- Work item
Copy the following data exactly and drop the pictures.

Data items:
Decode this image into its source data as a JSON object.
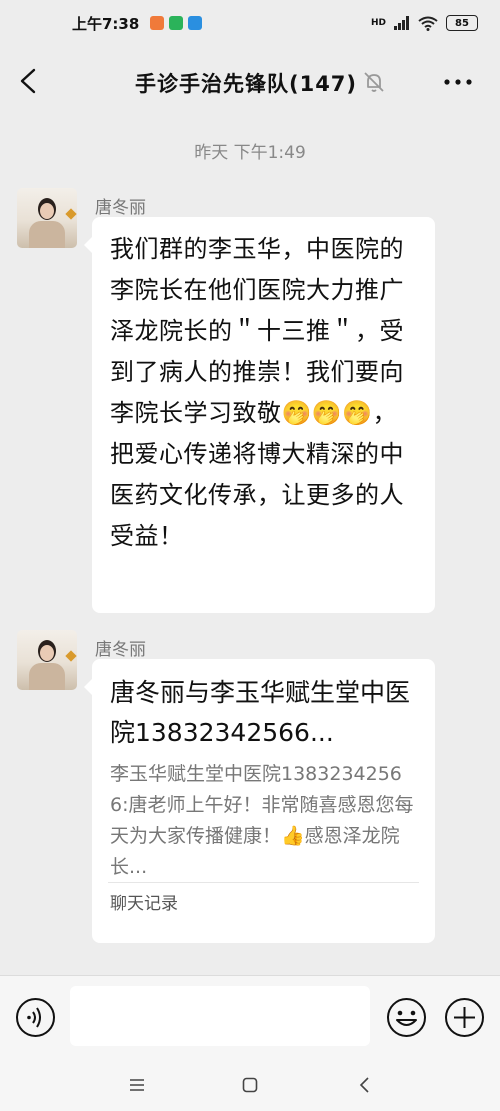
{
  "status_bar": {
    "time": "上午7:38",
    "network": "HD",
    "battery": "85",
    "app_icon_colors": [
      "#f07a3a",
      "#2bb35a",
      "#2a8fe0"
    ]
  },
  "nav": {
    "title": "手诊手治先锋队(147)",
    "icons": [
      "back-arrow",
      "bell-muted",
      "more-dots"
    ]
  },
  "timestamp": "昨天 下午1:49",
  "messages": [
    {
      "sender": "唐冬丽",
      "text": "我们群的李玉华，中医院的李院长在他们医院大力推广泽龙院长的＂十三推＂，受到了病人的推崇！我们要向李院长学习致敬🤭🤭🤭，把爱心传递将博大精深的中医药文化传承，让更多的人受益！"
    },
    {
      "sender": "唐冬丽",
      "card": {
        "title": "唐冬丽与李玉华赋生堂中医院13832342566...",
        "body": "李玉华赋生堂中医院13832342566:唐老师上午好！非常随喜感恩您每天为大家传播健康！👍感恩泽龙院长...",
        "footer": "聊天记录"
      }
    }
  ],
  "input_bar": {
    "placeholder": "",
    "icons": [
      "voice-icon",
      "emoji-icon",
      "plus-icon"
    ]
  },
  "system_nav": {
    "icons": [
      "menu-icon",
      "home-icon",
      "back-icon"
    ]
  }
}
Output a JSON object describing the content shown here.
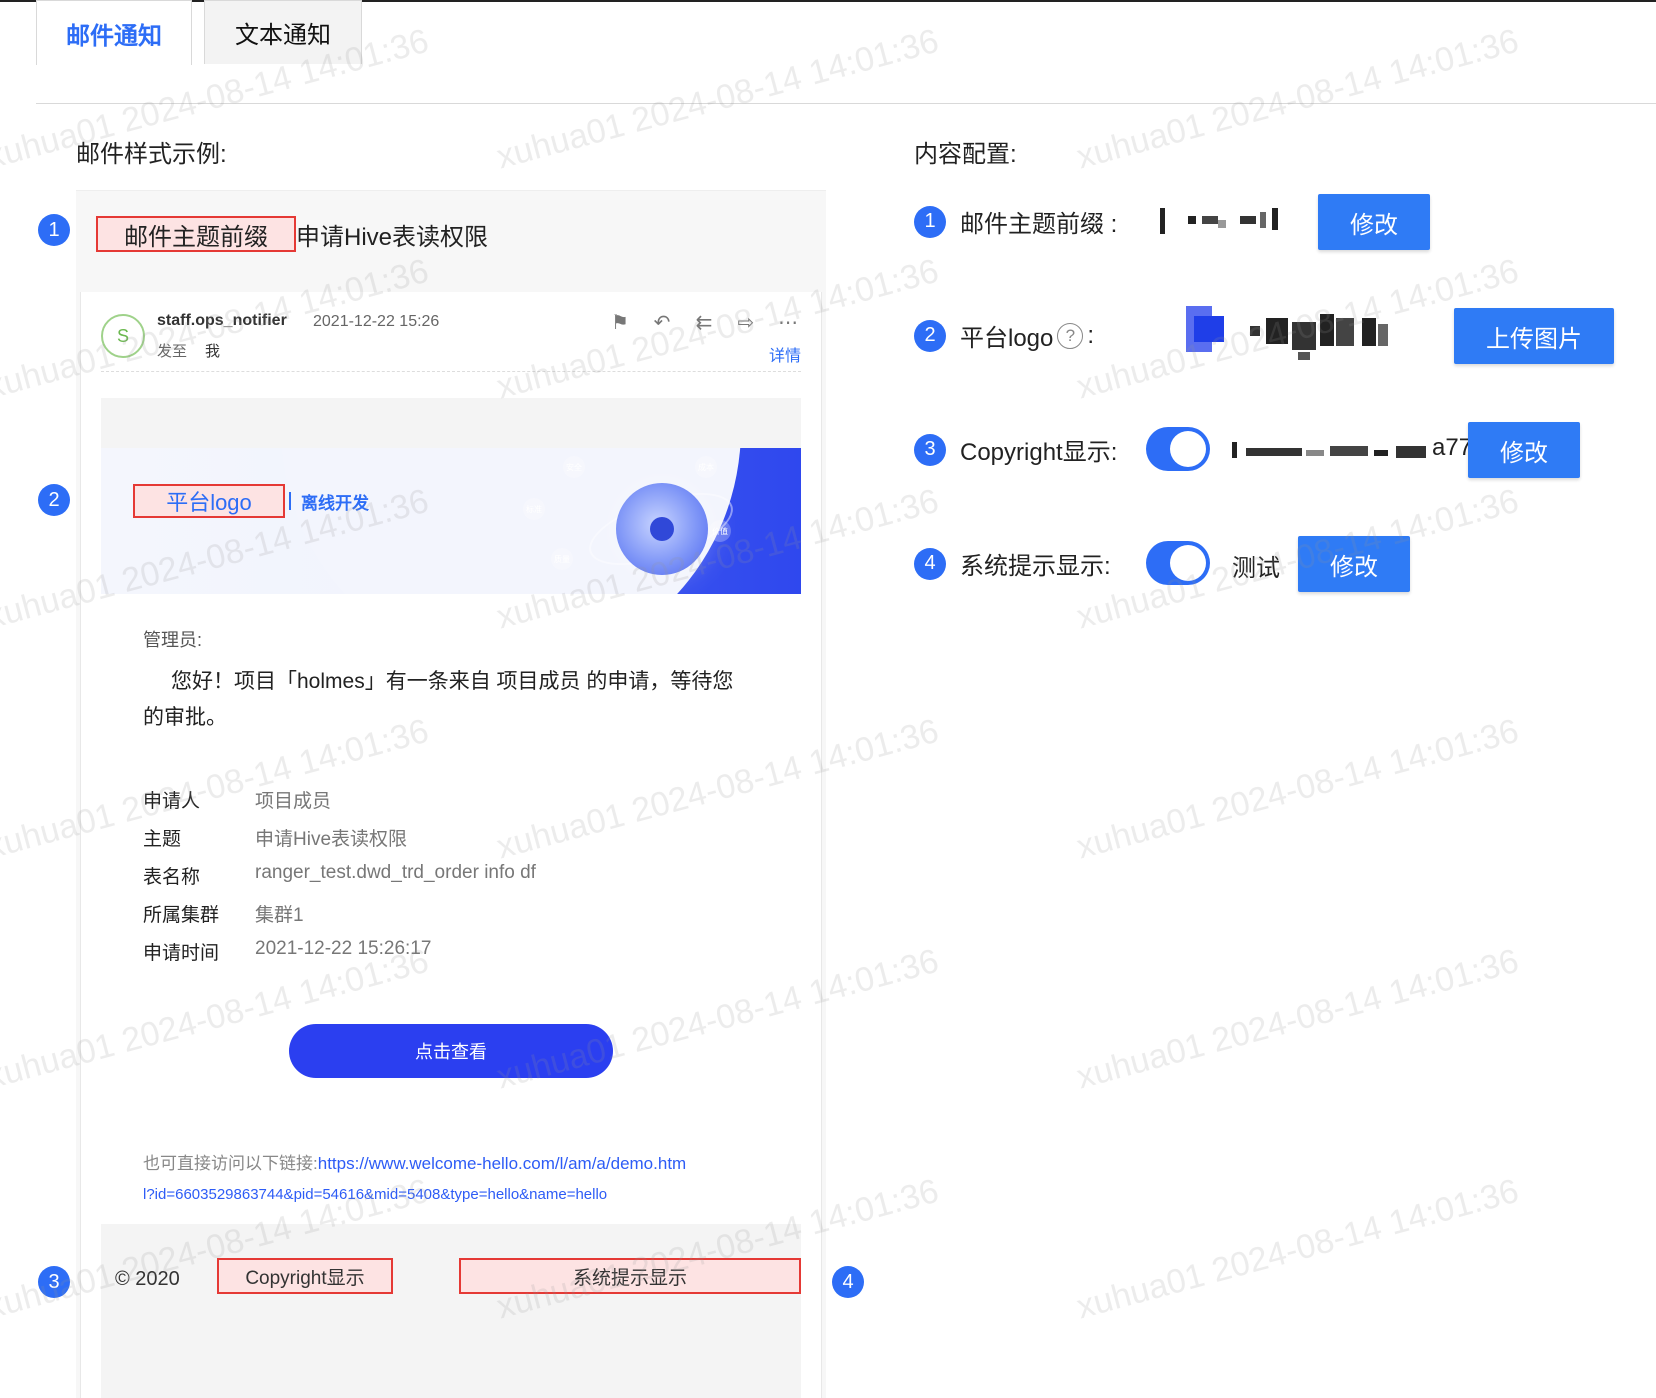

- Task output
Decode this image into its source data as a JSON object.
{
  "status_bar": {
    "time": "上午7:38",
    "network": "HD",
    "battery": "85",
    "app_icon_colors": [
      "#f07a3a",
      "#2bb35a",
      "#2a8fe0"
    ]
  },
  "nav": {
    "title": "手诊手治先锋队(147)",
    "icons": [
      "back-arrow",
      "bell-muted",
      "more-dots"
    ]
  },
  "timestamp": "昨天 下午1:49",
  "messages": [
    {
      "sender": "唐冬丽",
      "text": "我们群的李玉华，中医院的李院长在他们医院大力推广泽龙院长的＂十三推＂，受到了病人的推崇！我们要向李院长学习致敬🤭🤭🤭，把爱心传递将博大精深的中医药文化传承，让更多的人受益！"
    },
    {
      "sender": "唐冬丽",
      "card": {
        "title": "唐冬丽与李玉华赋生堂中医院13832342566...",
        "body": "李玉华赋生堂中医院13832342566:唐老师上午好！非常随喜感恩您每天为大家传播健康！👍感恩泽龙院长...",
        "footer": "聊天记录"
      }
    }
  ],
  "input_bar": {
    "placeholder": "",
    "icons": [
      "voice-icon",
      "emoji-icon",
      "plus-icon"
    ]
  },
  "system_nav": {
    "icons": [
      "menu-icon",
      "home-icon",
      "back-icon"
    ]
  }
}
Output a JSON object describing the content shown here.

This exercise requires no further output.